I’ve joined a few writing communities over the years with mixed results. At their roots, some of them seemed like they would be genuinely helpful as workshops and networking opportunities. Being new to the game, it sounded like I could learn much about a large variety of topics: writing, promotion, publishing, contracts and more. I fantasized that I would become part of a tightly knit group of genre fiction writers, helping each other along the way to greatness.

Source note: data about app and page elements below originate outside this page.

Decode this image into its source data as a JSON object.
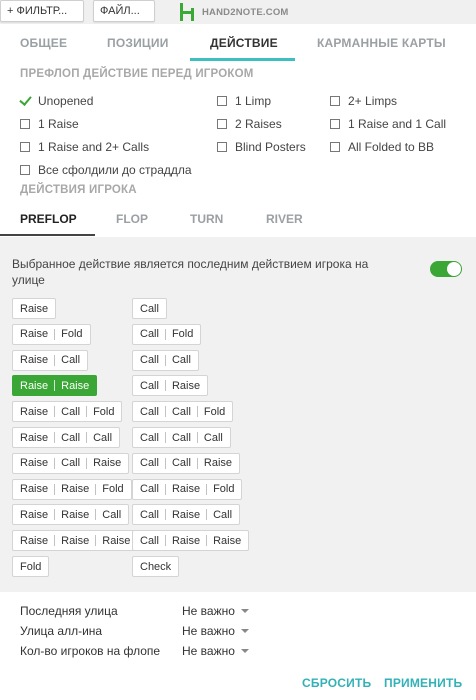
{
  "toolbar": {
    "filter_label": "+ ФИЛЬТР...",
    "file_label": "ФАЙЛ...",
    "logo_text": "HAND2NOTE.COM"
  },
  "tabs": [
    "ОБЩЕЕ",
    "ПОЗИЦИИ",
    "ДЕЙСТВИЕ",
    "КАРМАННЫЕ КАРТЫ"
  ],
  "active_tab": "ДЕЙСТВИЕ",
  "preflop_header": "ПРЕФЛОП ДЕЙСТВИЕ ПЕРЕД ИГРОКОМ",
  "preflop_options": [
    {
      "label": "Unopened",
      "checked": true
    },
    {
      "label": "1 Limp",
      "checked": false
    },
    {
      "label": "2+ Limps",
      "checked": false
    },
    {
      "label": "1 Raise",
      "checked": false
    },
    {
      "label": "2 Raises",
      "checked": false
    },
    {
      "label": "1 Raise and 1 Call",
      "checked": false
    },
    {
      "label": "1 Raise and 2+ Calls",
      "checked": false
    },
    {
      "label": "Blind Posters",
      "checked": false
    },
    {
      "label": "All Folded to BB",
      "checked": false
    },
    {
      "label": "Все сфолдили до страддла",
      "checked": false
    }
  ],
  "player_actions_header": "ДЕЙСТВИЯ ИГРОКА",
  "streets": [
    "PREFLOP",
    "FLOP",
    "TURN",
    "RIVER"
  ],
  "active_street": "PREFLOP",
  "toggle_label": "Выбранное действие является последним действием игрока на улице",
  "toggle_on": true,
  "actions_left": [
    [
      "Raise"
    ],
    [
      "Raise",
      "Fold"
    ],
    [
      "Raise",
      "Call"
    ],
    [
      "Raise",
      "Raise"
    ],
    [
      "Raise",
      "Call",
      "Fold"
    ],
    [
      "Raise",
      "Call",
      "Call"
    ],
    [
      "Raise",
      "Call",
      "Raise"
    ],
    [
      "Raise",
      "Raise",
      "Fold"
    ],
    [
      "Raise",
      "Raise",
      "Call"
    ],
    [
      "Raise",
      "Raise",
      "Raise"
    ],
    [
      "Fold"
    ]
  ],
  "actions_right": [
    [
      "Call"
    ],
    [
      "Call",
      "Fold"
    ],
    [
      "Call",
      "Call"
    ],
    [
      "Call",
      "Raise"
    ],
    [
      "Call",
      "Call",
      "Fold"
    ],
    [
      "Call",
      "Call",
      "Call"
    ],
    [
      "Call",
      "Call",
      "Raise"
    ],
    [
      "Call",
      "Raise",
      "Fold"
    ],
    [
      "Call",
      "Raise",
      "Call"
    ],
    [
      "Call",
      "Raise",
      "Raise"
    ],
    [
      "Check"
    ]
  ],
  "selected_action": "Raise | Raise",
  "bottom_filters": [
    {
      "label": "Последняя улица",
      "value": "Не важно"
    },
    {
      "label": "Улица алл-ина",
      "value": "Не важно"
    },
    {
      "label": "Кол-во игроков на флопе",
      "value": "Не важно"
    }
  ],
  "reset_label": "СБРОСИТЬ",
  "apply_label": "ПРИМЕНИТЬ",
  "colors": {
    "accent_green": "#3aa635",
    "accent_teal": "#32b1b6",
    "tab_underline": "#3bbfc0"
  }
}
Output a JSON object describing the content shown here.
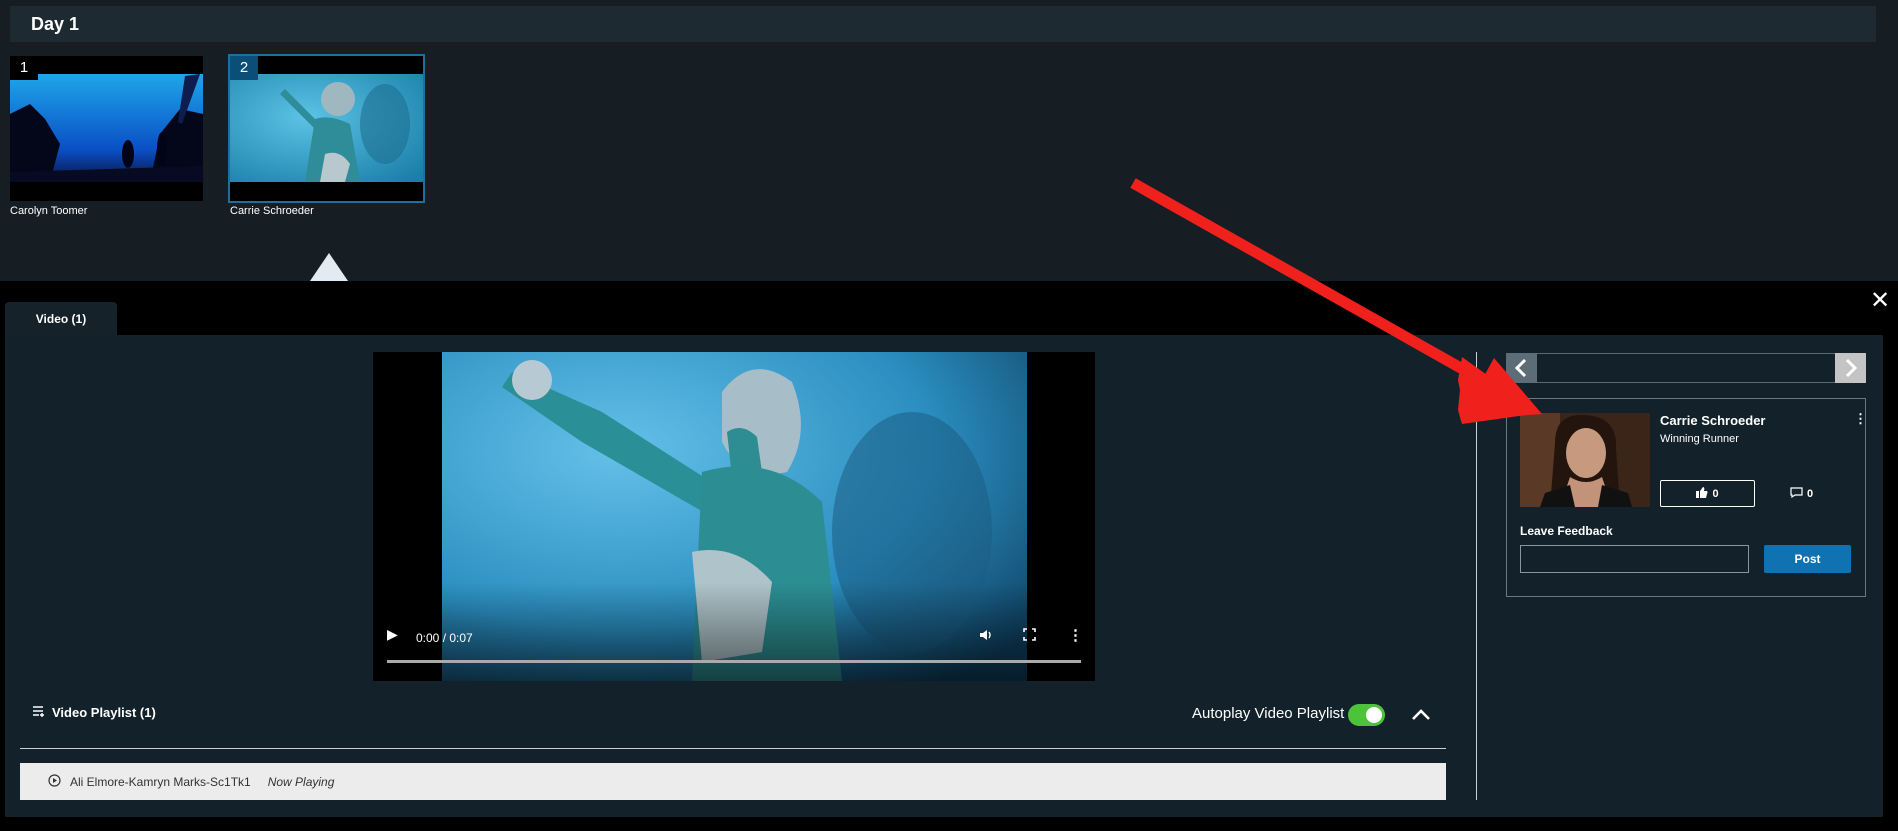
{
  "header": {
    "title": "Day 1"
  },
  "thumbnails": [
    {
      "number": "1",
      "name": "Carolyn Toomer"
    },
    {
      "number": "2",
      "name": "Carrie Schroeder"
    }
  ],
  "panel": {
    "tab_label": "Video (1)",
    "close_icon": "close-icon"
  },
  "player": {
    "time": "0:00 / 0:07",
    "icons": [
      "play-icon",
      "volume-icon",
      "fullscreen-icon",
      "more-vertical-icon"
    ]
  },
  "playlist": {
    "title": "Video Playlist (1)",
    "autoplay_label": "Autoplay Video Playlist",
    "autoplay_on": true,
    "items": [
      {
        "title": "Ali Elmore-Kamryn Marks-Sc1Tk1",
        "status": "Now Playing"
      }
    ]
  },
  "sidebar": {
    "name": "Carrie Schroeder",
    "role": "Winning Runner",
    "likes": "0",
    "comments": "0",
    "feedback_label": "Leave Feedback",
    "feedback_value": "",
    "post_label": "Post"
  },
  "colors": {
    "accent": "#1172b2",
    "toggle_on": "#4cc43a",
    "annotation_arrow": "#f0211c"
  }
}
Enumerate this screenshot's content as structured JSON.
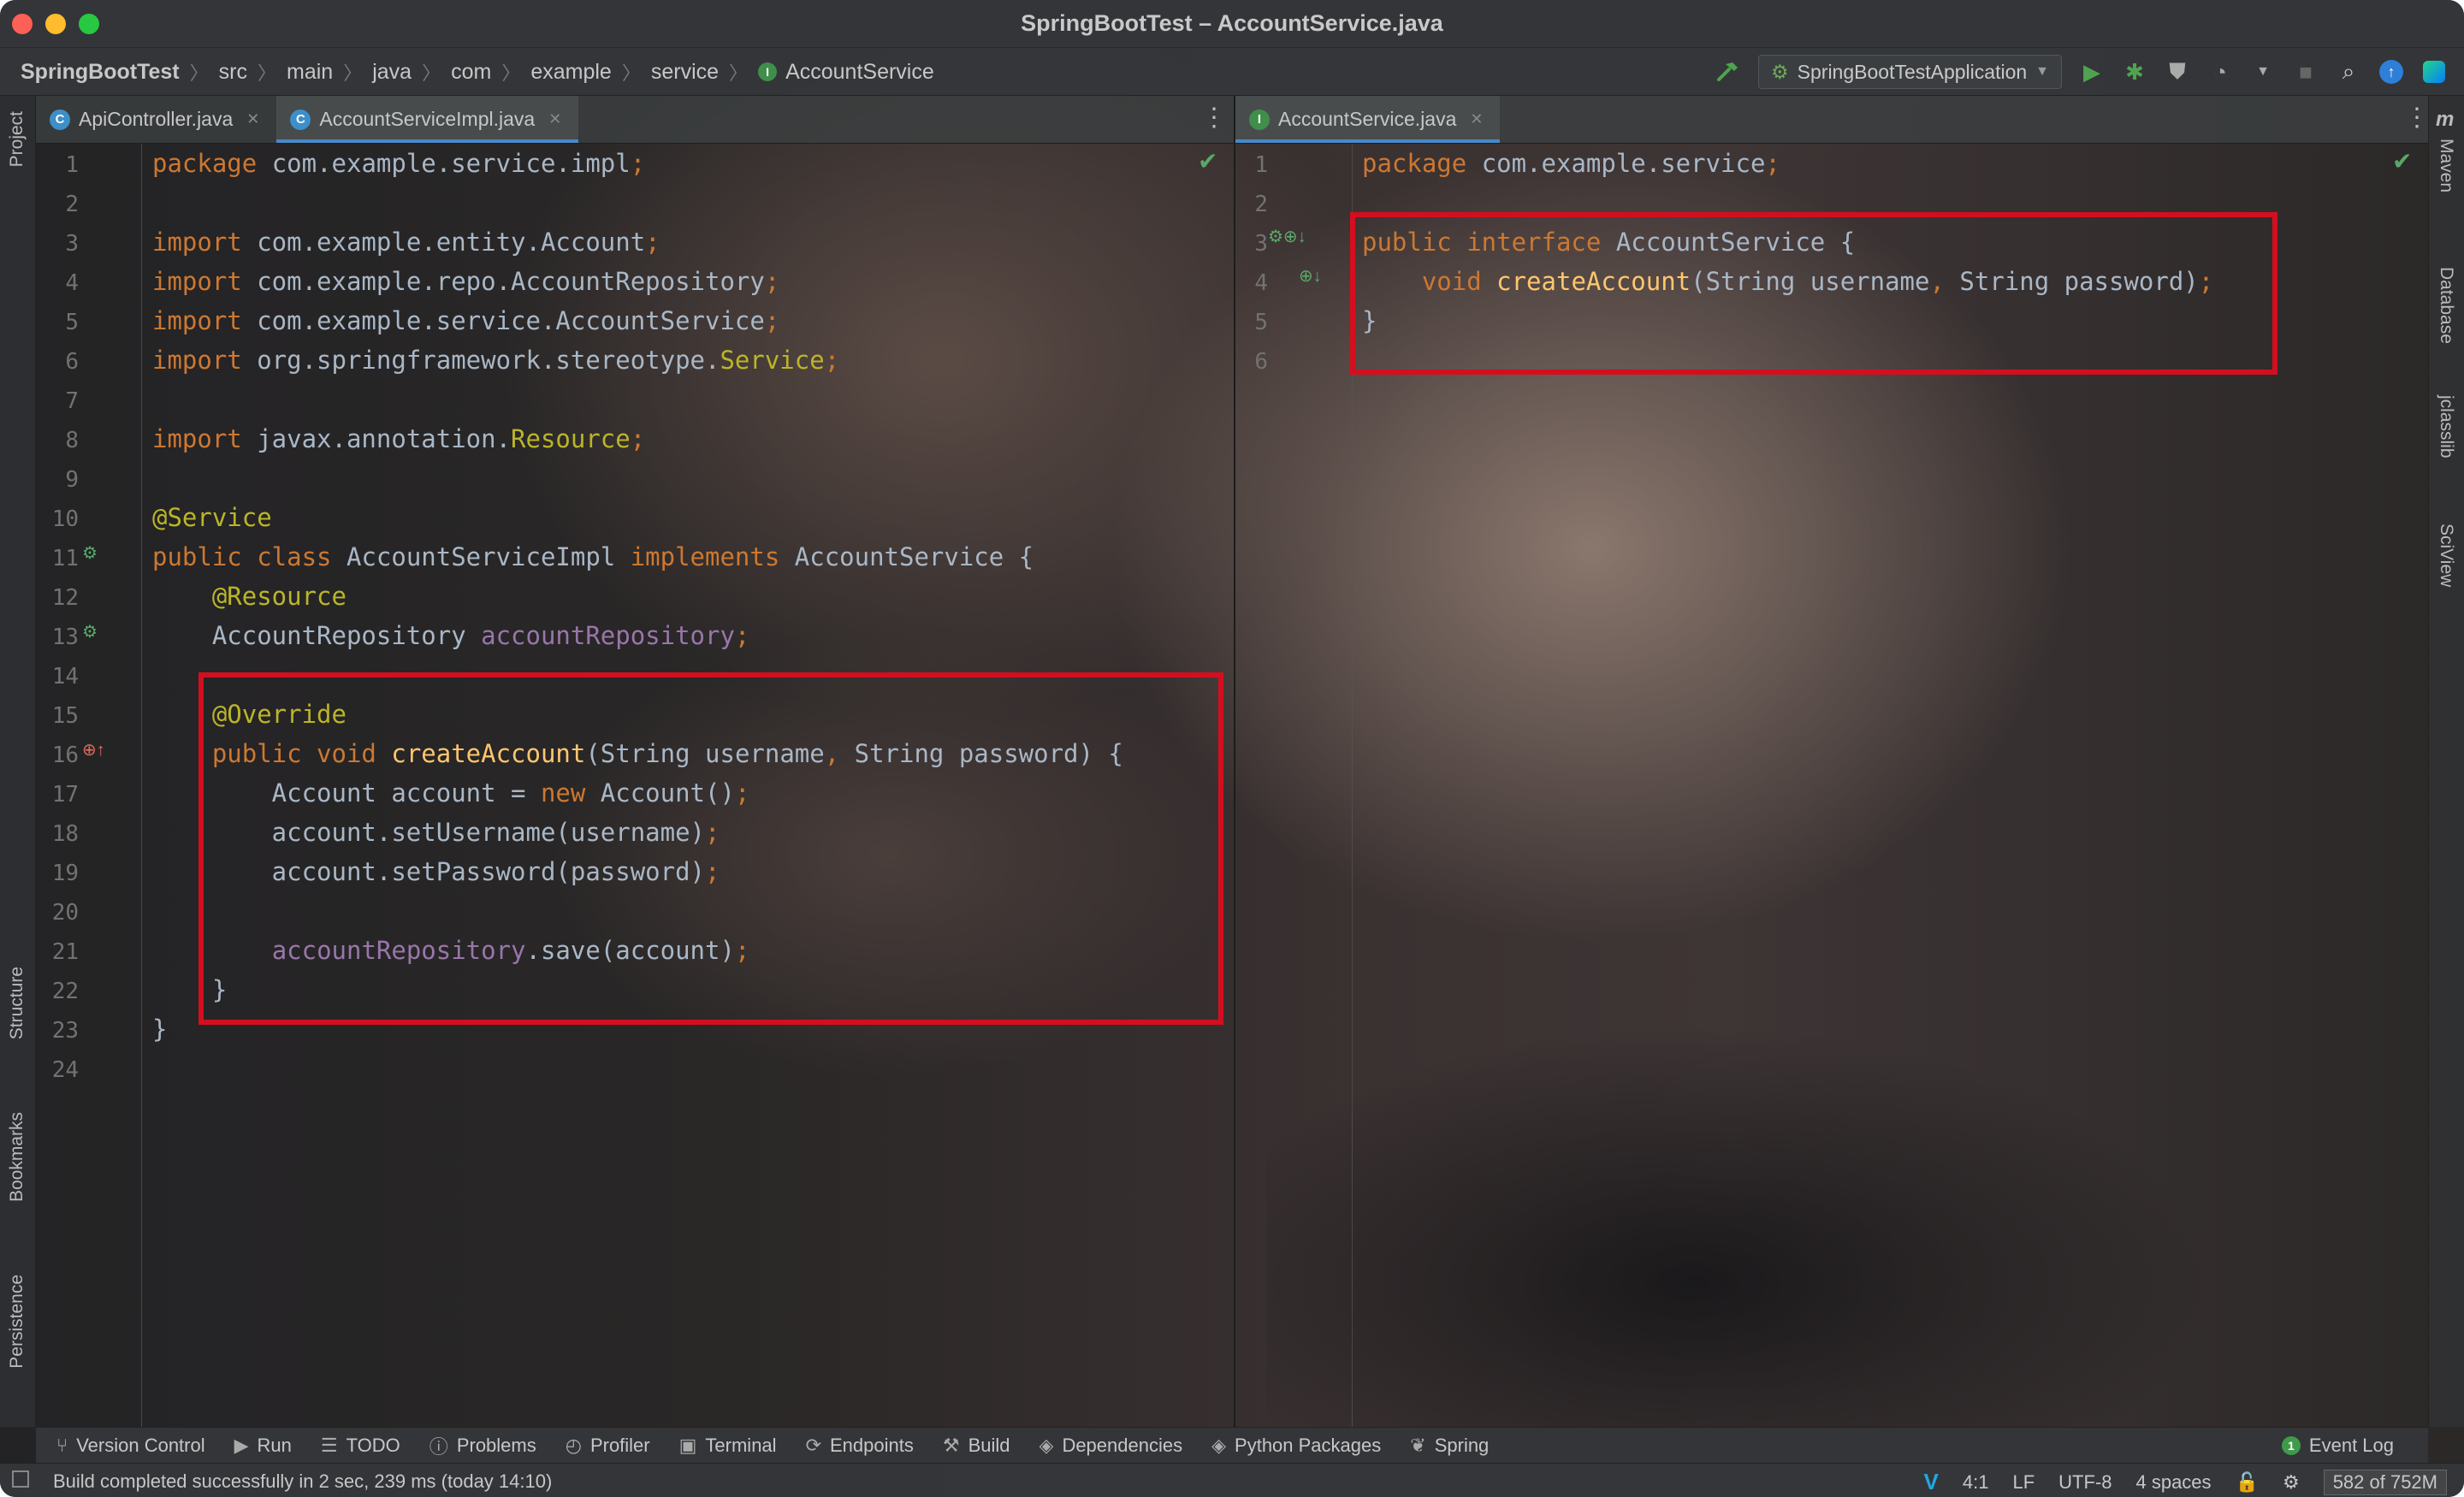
{
  "window": {
    "title": "SpringBootTest – AccountService.java"
  },
  "breadcrumb": [
    "SpringBootTest",
    "src",
    "main",
    "java",
    "com",
    "example",
    "service",
    "AccountService"
  ],
  "toolbar": {
    "run_config": "SpringBootTestApplication"
  },
  "left_strip": {
    "project": "Project",
    "structure": "Structure",
    "bookmarks": "Bookmarks",
    "persistence": "Persistence"
  },
  "right_strip": {
    "maven": "Maven",
    "database": "Database",
    "jclasslib": "jclasslib",
    "sciview": "SciView"
  },
  "left_pane": {
    "tabs": [
      {
        "label": "ApiController.java",
        "badge": "C"
      },
      {
        "label": "AccountServiceImpl.java",
        "badge": "C"
      }
    ],
    "line_numbers": [
      "1",
      "2",
      "3",
      "4",
      "5",
      "6",
      "7",
      "8",
      "9",
      "10",
      "11",
      "12",
      "13",
      "14",
      "15",
      "16",
      "17",
      "18",
      "19",
      "20",
      "21",
      "22",
      "23",
      "24"
    ],
    "code": [
      [
        {
          "t": "package ",
          "c": "kw"
        },
        {
          "t": "com.example.service.impl",
          "c": "plain"
        },
        {
          "t": ";",
          "c": "kw"
        }
      ],
      [],
      [
        {
          "t": "import ",
          "c": "kw"
        },
        {
          "t": "com.example.entity.Account",
          "c": "plain"
        },
        {
          "t": ";",
          "c": "kw"
        }
      ],
      [
        {
          "t": "import ",
          "c": "kw"
        },
        {
          "t": "com.example.repo.AccountRepository",
          "c": "plain"
        },
        {
          "t": ";",
          "c": "kw"
        }
      ],
      [
        {
          "t": "import ",
          "c": "kw"
        },
        {
          "t": "com.example.service.AccountService",
          "c": "plain"
        },
        {
          "t": ";",
          "c": "kw"
        }
      ],
      [
        {
          "t": "import ",
          "c": "kw"
        },
        {
          "t": "org.springframework.stereotype.",
          "c": "plain"
        },
        {
          "t": "Service",
          "c": "ann"
        },
        {
          "t": ";",
          "c": "kw"
        }
      ],
      [],
      [
        {
          "t": "import ",
          "c": "kw"
        },
        {
          "t": "javax.annotation.",
          "c": "plain"
        },
        {
          "t": "Resource",
          "c": "ann"
        },
        {
          "t": ";",
          "c": "kw"
        }
      ],
      [],
      [
        {
          "t": "@Service",
          "c": "ann"
        }
      ],
      [
        {
          "t": "public class ",
          "c": "kw"
        },
        {
          "t": "AccountServiceImpl ",
          "c": "plain"
        },
        {
          "t": "implements ",
          "c": "kw"
        },
        {
          "t": "AccountService {",
          "c": "plain"
        }
      ],
      [
        {
          "t": "    @Resource",
          "c": "ann"
        }
      ],
      [
        {
          "t": "    AccountRepository ",
          "c": "plain"
        },
        {
          "t": "accountRepository",
          "c": "field"
        },
        {
          "t": ";",
          "c": "kw"
        }
      ],
      [],
      [
        {
          "t": "    @Override",
          "c": "ann"
        }
      ],
      [
        {
          "t": "    public void ",
          "c": "kw"
        },
        {
          "t": "createAccount",
          "c": "method"
        },
        {
          "t": "(String username",
          "c": "plain"
        },
        {
          "t": ", ",
          "c": "kw"
        },
        {
          "t": "String password) {",
          "c": "plain"
        }
      ],
      [
        {
          "t": "        Account account = ",
          "c": "plain"
        },
        {
          "t": "new ",
          "c": "kw"
        },
        {
          "t": "Account()",
          "c": "plain"
        },
        {
          "t": ";",
          "c": "kw"
        }
      ],
      [
        {
          "t": "        account.setUsername(username)",
          "c": "plain"
        },
        {
          "t": ";",
          "c": "kw"
        }
      ],
      [
        {
          "t": "        account.setPassword(password)",
          "c": "plain"
        },
        {
          "t": ";",
          "c": "kw"
        }
      ],
      [],
      [
        {
          "t": "        ",
          "c": "plain"
        },
        {
          "t": "accountRepository",
          "c": "field"
        },
        {
          "t": ".save(account)",
          "c": "plain"
        },
        {
          "t": ";",
          "c": "kw"
        }
      ],
      [
        {
          "t": "    }",
          "c": "plain"
        }
      ],
      [
        {
          "t": "}",
          "c": "plain"
        }
      ],
      []
    ]
  },
  "right_pane": {
    "tabs": [
      {
        "label": "AccountService.java",
        "badge": "I"
      }
    ],
    "line_numbers": [
      "1",
      "2",
      "3",
      "4",
      "5",
      "6"
    ],
    "code": [
      [
        {
          "t": "package ",
          "c": "kw"
        },
        {
          "t": "com.example.service",
          "c": "plain"
        },
        {
          "t": ";",
          "c": "kw"
        }
      ],
      [],
      [
        {
          "t": "public interface ",
          "c": "kw"
        },
        {
          "t": "AccountService {",
          "c": "plain"
        }
      ],
      [
        {
          "t": "    void ",
          "c": "kw"
        },
        {
          "t": "createAccount",
          "c": "method"
        },
        {
          "t": "(String username",
          "c": "plain"
        },
        {
          "t": ", ",
          "c": "kw"
        },
        {
          "t": "String password)",
          "c": "plain"
        },
        {
          "t": ";",
          "c": "kw"
        }
      ],
      [
        {
          "t": "}",
          "c": "plain"
        }
      ],
      []
    ]
  },
  "tool_windows": [
    "Version Control",
    "Run",
    "TODO",
    "Problems",
    "Profiler",
    "Terminal",
    "Endpoints",
    "Build",
    "Dependencies",
    "Python Packages",
    "Spring"
  ],
  "event_log": {
    "label": "Event Log",
    "count": "1"
  },
  "status": {
    "message": "Build completed successfully in 2 sec, 239 ms (today 14:10)",
    "position": "4:1",
    "line_sep": "LF",
    "encoding": "UTF-8",
    "indent": "4 spaces",
    "memory": "582 of 752M"
  },
  "colors": {
    "kw": "#cc7832",
    "plain": "#a9b7c6",
    "ann": "#bbb529",
    "field": "#9876aa",
    "method": "#ffc66d",
    "highlight_box": "#d30f1f",
    "tab_underline": "#4a88c7"
  }
}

The first was a Yahoo group organized by an enthusiastic writer and geared toward speculative fiction. I liked the small size, which I hoped would mean lots of opportunities for submissions and constructive criticism of my work. Each week, we reviewed one story by a different writer in the group. I worked hard to give gentle but valuable critiques, being specific and offering the best suggestions I could. When my turn came to submit a story to the group, I expected similar treatment of my work. My expectations were met by some people, exceeded by a couple and left extremely wanting by most. Not much later, the group’s organizer decided to disband the group, and I was unsurprisingly grateful to move on.
The second group I joined was much larger. I thought the size would offer so many participants that I could statistically count on some helpful critiques. Instead, the group’s criteria for submissions was based on the number of stories one reviewed compared to those reviewed by other members. Only a few people who had time to review a dozen or more stories could hope to get any attention given to their own works. I tried for months but couldn’t seem to provide good reviews if I wanted to hit competitive numbers. Again it failed to be what I needed.
My third attempt was to enroll in a continuing education writing class at my local community college. It was even geared specifically for science fiction and fantasy authors. The catalog description claimed it would be taught by a published author, and it promised to enlighten me on publishing and marketing strategies as well. I received notice by mail that the class was cancelled due to insufficient enrollment numbers. This happened for two different semesters, so I haven’t bothered to try a third time. Thankfully my money was refunded, but I wish I could have talked to the other people who enrolled. Maybe we could have formed a local writing group, which was one of my initial reasons for signing up for the class in the first place.
I’ve been lucky enough to have a friend, Cliff, who has been the advanced reader for most of the fiction I’ve written. It was with his encouragement that I submitted “Catalyst” to Nonlocal Science Fiction. He also read my story, “The Hzeen”, which is due to be published in Nonlocal SF #3, coming out in September. Cliff also writes, and we’ve had a mutually beneficial author-reviewer relationship for several years now. I’ve encouraged him to submit to Nonlocal SF as well, since I feel like I’ve been very lucky to be included and helped out by the publisher, Dan.
Dan has been a different kind of editor/publisher than I’ve encountered so far. I was initially blown away by his willingness to offer suggestions for “Catalyst” rather than flatly reject it. I knew from previous submissions that this was a rare thing, and I was determined not to take it for granted. When Dan contacted the authors he’s agreed to publish so far and mentioned his intentions to establish a community around his publishing company, I couldn’t help but feel like I had come home. There will be some additional work involved. For instance, I might have to contribute content to the website from time to time and continue to periodically submit stories there. Honestly, it sounds like stuff I’d like to do anyway if I can find time.
For those of you anxious to check it out, here’s a link: http://nonlocalscifi.com/
You’ll find movie and book reviews, as well as articles about science fiction writing and other media. There are links to the podcast, including author interviews such as the one with yours truly. Dan also has plans for forums lined up, so not only will you be able to consume fantastic content there, you’ll be able to join discussions and be part of the community as it develops.
Please help me contribute to the growth of a thriving community, for all lovers of science fiction, by liking Nonlocal Science Fiction on Facebook, Twitter and other social media. As always, I thank you for reading and all the other support you’ve given me so far.